During the last two days, I spent a great deal of time corresponding with my friend Alberto Cairo after he informed me that he was hosting a public lecture by David McCandless at the University of Miami. Alberto and I are both critical of McCandless’ infographics. I am more passionate in my criticism, however, perhaps because I frequently and directly encounter the ill effects of McCandless’ influence. More than anyone else working in data visualization today, McCandless has influenced people to design data visualizations in ways that are eye-catching but difficult to read and often inaccurate. Also more than anyone else, when my readers and students talk about the challenges that they face in the workplace because their bosses and clients expect eye-candy rather than useful information effectively displayed, they identify McCandless as the source of this problem.

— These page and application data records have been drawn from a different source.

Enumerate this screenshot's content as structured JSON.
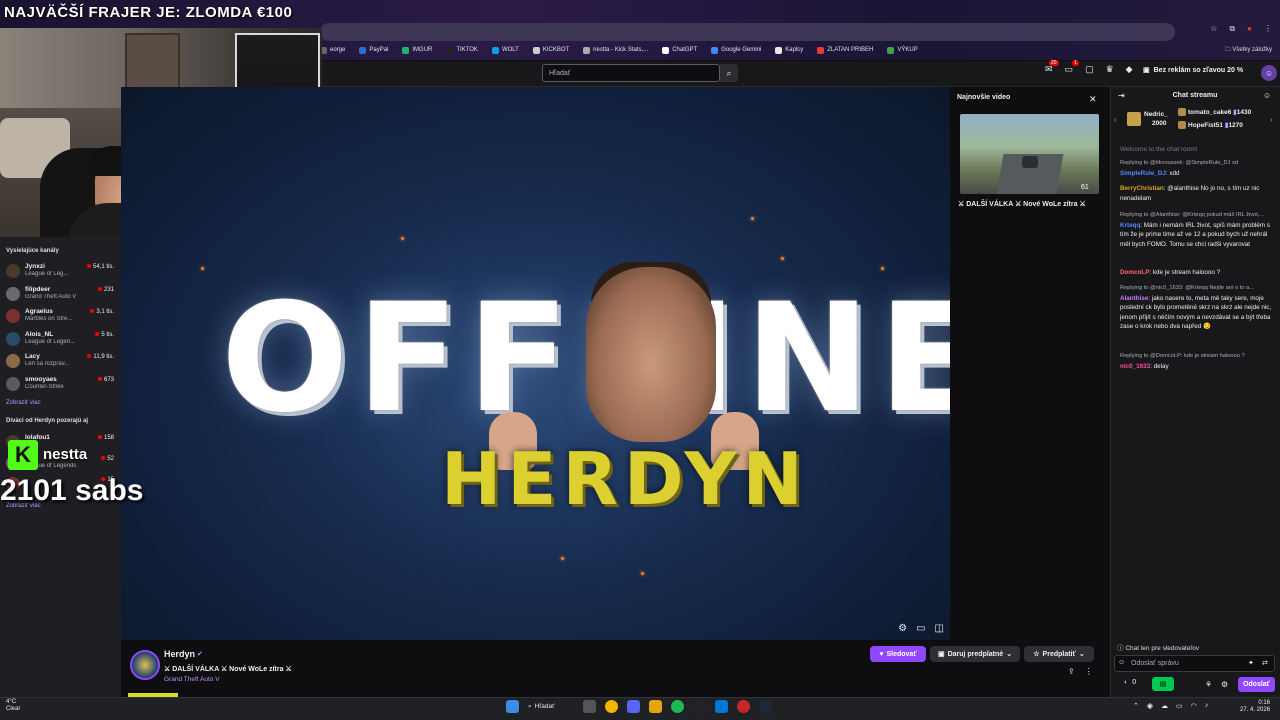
{
  "overlay": {
    "title": "NAJVÄČŠÍ FRAJER JE: ZLOMDA  €100",
    "kick_name": "nestta",
    "sub_count": "2101 sabs"
  },
  "browser": {
    "bookmarks": [
      {
        "label": "eorge",
        "color": "#666666"
      },
      {
        "label": "PayPal",
        "color": "#2c6ecb"
      },
      {
        "label": "IMGUR",
        "color": "#1bb76e"
      },
      {
        "label": "TIKTOK",
        "color": "#222222"
      },
      {
        "label": "WOLT",
        "color": "#00a2e8"
      },
      {
        "label": "KICKBOT",
        "color": "#cccccc"
      },
      {
        "label": "nestta - Kick Stats,...",
        "color": "#aaaaaa"
      },
      {
        "label": "ChatGPT",
        "color": "#ffffff"
      },
      {
        "label": "Google Gemini",
        "color": "#4285f4"
      },
      {
        "label": "Kaplcy",
        "color": "#e8e8e8"
      },
      {
        "label": "ZLATAN PRIBEH",
        "color": "#e53935"
      },
      {
        "label": "VÝKUP",
        "color": "#43a047"
      }
    ],
    "all_bookmarks": "Všetky záložky"
  },
  "header": {
    "search_placeholder": "Hľadať",
    "notif_count": "20",
    "inbox_count": "1",
    "ad_free": "Bez reklám so zľavou 20 %"
  },
  "sidebar": {
    "live_title": "Vysielajúce kanály",
    "channels": [
      {
        "name": "Jynxzi",
        "game": "League of Leg...",
        "viewers": "54,1 tis."
      },
      {
        "name": "filipdeer",
        "game": "Grand Theft Auto V",
        "viewers": "231"
      },
      {
        "name": "Agraelus",
        "game": "Marbles on Stre...",
        "viewers": "3,1 tis."
      },
      {
        "name": "Alois_NL",
        "game": "League of Legen...",
        "viewers": "5 tis."
      },
      {
        "name": "Lacy",
        "game": "Len sa rozpráv...",
        "viewers": "11,9 tis."
      },
      {
        "name": "smooyaes",
        "game": "Counter-Strike",
        "viewers": "673"
      }
    ],
    "show_more": "Zobraziť viac",
    "watchers_title": "Diváci od Herdyn pozerajú aj",
    "watch_channels": [
      {
        "name": "lolafou1",
        "game": "",
        "viewers": "158"
      },
      {
        "name": "",
        "game": "League of Legends",
        "viewers": "52"
      },
      {
        "name": "",
        "game": "",
        "viewers": "15"
      }
    ],
    "show_more_2": "Zobraziť viac"
  },
  "player": {
    "offline_text": "OFFLINE",
    "logo_text": "HERDYN"
  },
  "latest": {
    "title": "Najnovšie video",
    "duration": "61",
    "caption": "⚔ DALŠÍ VÁLKA ⚔ Nové WoLe zítra ⚔"
  },
  "chat": {
    "title": "Chat streamu",
    "gifters": [
      {
        "name": "Nedric_",
        "count": "2000"
      },
      {
        "name": "tomato_cake6",
        "count": "1430"
      },
      {
        "name": "HopeFist51",
        "count": "1270"
      }
    ],
    "welcome": "Welcome to the chat room!",
    "messages": [
      {
        "reply": "Replying to @tikvoussek: @SimpleRule_DJ xd",
        "user": "SimpleRule_DJ",
        "text": "xdd",
        "cls": "u1"
      },
      {
        "reply": "",
        "user": "BerryChristian",
        "text": "@alanthise No jo no, s tím uz nic nenadelam",
        "cls": "u2"
      },
      {
        "reply": "Replying to @Alanthise: @Krteqq pokud máš IRL život,...",
        "user": "Krteqq",
        "text": "Mám i nemám IRL život, spíš mám problém s tím že je prime time až ve 12 a pokud bych už nehrál měl bych FOMO. Tomu se chci radši vyvarovat",
        "cls": "u1"
      },
      {
        "reply": "",
        "user": "DomcoLP",
        "text": "kde je stream haloooo ?",
        "cls": "u3"
      },
      {
        "reply": "Replying to @nic0_1633: @Krteqq Nejde ani o to a...",
        "user": "Alanthise",
        "text": "jako nasere to, meta mě taky sere, moje poslední ck bylo prometěné skrz na skrz ale nejde nic, jenom přijít s něčím novým a nevzdávat se a být třeba zase o krok nebo dva napřed 😏",
        "cls": "u4"
      },
      {
        "reply": "Replying to @DomcoLP: kde je stream haloooo ?",
        "user": "nic0_1633",
        "text": "delay",
        "cls": "u5"
      }
    ],
    "followers_only": "Chat len pre sledovateľov",
    "input_placeholder": "Odoslať správu",
    "points": "0",
    "send_label": "Odoslať"
  },
  "stream": {
    "name": "Herdyn",
    "title": "⚔ DALŠÍ VÁLKA ⚔ Nové WoLe zítra ⚔",
    "game": "Grand Theft Auto V",
    "follow_label": "Sledovať",
    "gift_label": "Daruj predplatné",
    "subscribe_label": "Predplatiť"
  },
  "taskbar": {
    "weather_temp": "4°C",
    "weather_desc": "Clear",
    "search_label": "Hľadať",
    "time": "0:16",
    "date": "27. 4. 2026"
  }
}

You can imagine my dismay when Alberto told me about the lecture. I argued that he shouldn’t provide McCandless with a forum for promoting his work unless he also provided a critique of that work during the event. Alberto’s position was that, as an academic and a journalist, he should provide a platform for anyone whose work in the field of data visualization is known, regardless of quality or the harm that it does. Further, he argued that his students and those who have read his books already know that he finds much of McCandless’ work lacking. My response to this was, “What about those who attend the event but are not your students or readers?” After the discussion, I found myself wanting to ask one more question: “What do I say to someone who tells me that his boss attended the lecture, and this exposure to McCandless’ work set his efforts to promote effective practices back by several years?” Even worse, what if he also says, “Steve, I encouraged my boss to attend the lecture because it was hosted by Alberto Cairo, whose work you’ve praised.”
To no avail, I pleaded with Alberto to provide a counterpoint to the presentation to make it clear to attendees that McCandless often promotes practices that are ineffective. I argued that without providing this counterpoint, he was abdicating his responsibility as a teacher and a journalist. He saw it differently. He replied that his indirect approach to combating ineffective practices is perhaps more effective than my direct approach.
Is Alberto right? Was it appropriate for him to host a public lecture by McCandless without offering a counterpoint? Should I become less direct in my criticism of harmful practices? Will they cease to plague our work faster if I do? What does your experience tell you?